In short, no it isn't rude to not respond if you are not interested.
It's up to you and I agree with Raze that they are probably expecting a fair amount of non-responses.
What I do is provide a response that is commensurate with the level of professionalism I receive. If there is a request to connect from a total stranger that has only the generic LinkedIn message, I assume it's one of the following:
- A recruiter that's not very serious and is just looking to mine my contact list based on hot job skill matches
- A recruiter that might or might not have something but didn't want to tell me anything or couldn't take the time to explain why he/she wanted to connect
- Someone that is contacting me in error
In those cases I would ignore the request. But if someone trying to contact me has made an earnest effort to introduce themselves in a professional manner and put some information in, then I would be more amenable to responding.
If you're worried about losing a professional contact, don't be. LinkedIn will keep the invites in your inbox and if you ever need to contact them again you can, assuming they are still recruiting (recruiters in my experience are fairly transient; I've worked with very few that more than two years later were still recruiting). And if you should want to contact them later, and they have something you're a match for, they'll happily work with you because at that point you're not a human anymore, you're a chunk of bloody meat in the water.
You should always respond, even if only to say you aren't looking at this time. Only takes you a few seconds, and could result in future contact that may interest you.
Why not take the opportunity to set yourself apart? It's easy enough to cut/paste a nice courteous response, right?

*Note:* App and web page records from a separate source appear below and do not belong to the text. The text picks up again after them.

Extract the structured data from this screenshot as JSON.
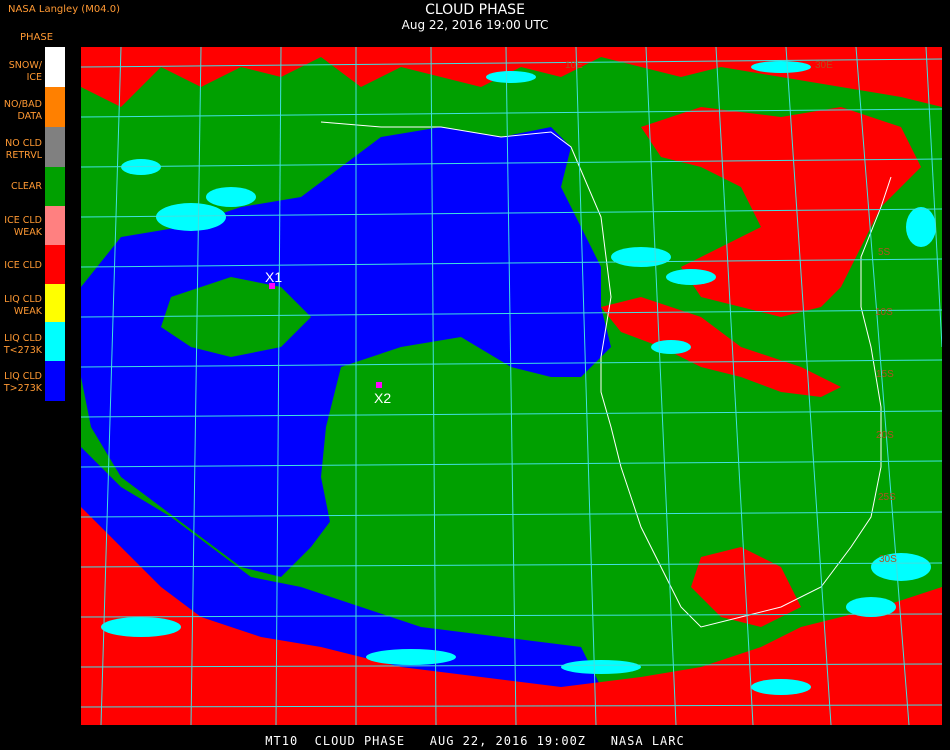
{
  "header": {
    "title": "CLOUD PHASE",
    "subtitle": "Aug 22, 2016 19:00 UTC",
    "provider": "NASA Langley (M04.0)"
  },
  "legend": {
    "title": "PHASE",
    "items": [
      {
        "label": "SNOW/\nICE",
        "color": "#ffffff"
      },
      {
        "label": "NO/BAD\nDATA",
        "color": "#ff8000"
      },
      {
        "label": "NO CLD\nRETRVL",
        "color": "#808080"
      },
      {
        "label": "CLEAR",
        "color": "#00a000"
      },
      {
        "label": "ICE CLD\nWEAK",
        "color": "#ff8080"
      },
      {
        "label": "ICE CLD",
        "color": "#ff0000"
      },
      {
        "label": "LIQ CLD\nWEAK",
        "color": "#ffff00"
      },
      {
        "label": "LIQ CLD\nT<273K",
        "color": "#00ffff"
      },
      {
        "label": "LIQ CLD\nT>273K",
        "color": "#0000ff"
      }
    ]
  },
  "map": {
    "lon_labels": [
      "10E",
      "30E"
    ],
    "lat_labels": [
      "5S",
      "10S",
      "15S",
      "20S",
      "25S",
      "30S"
    ],
    "markers": [
      {
        "label": "X1",
        "color": "#ff00ff"
      },
      {
        "label": "X2",
        "color": "#ff00ff"
      }
    ],
    "grid_color": "#40e0e0",
    "label_color": "#b05020",
    "coastline_color": "#ffffff"
  },
  "footer": "MT10  CLOUD PHASE   AUG 22, 2016 19:00Z   NASA LARC"
}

Only if you're dishonest about your intentions. If you tell them that you're not actively looking for a position but might be soon, then there's nothing wrong with that. How they handle that will depend on the recruiter.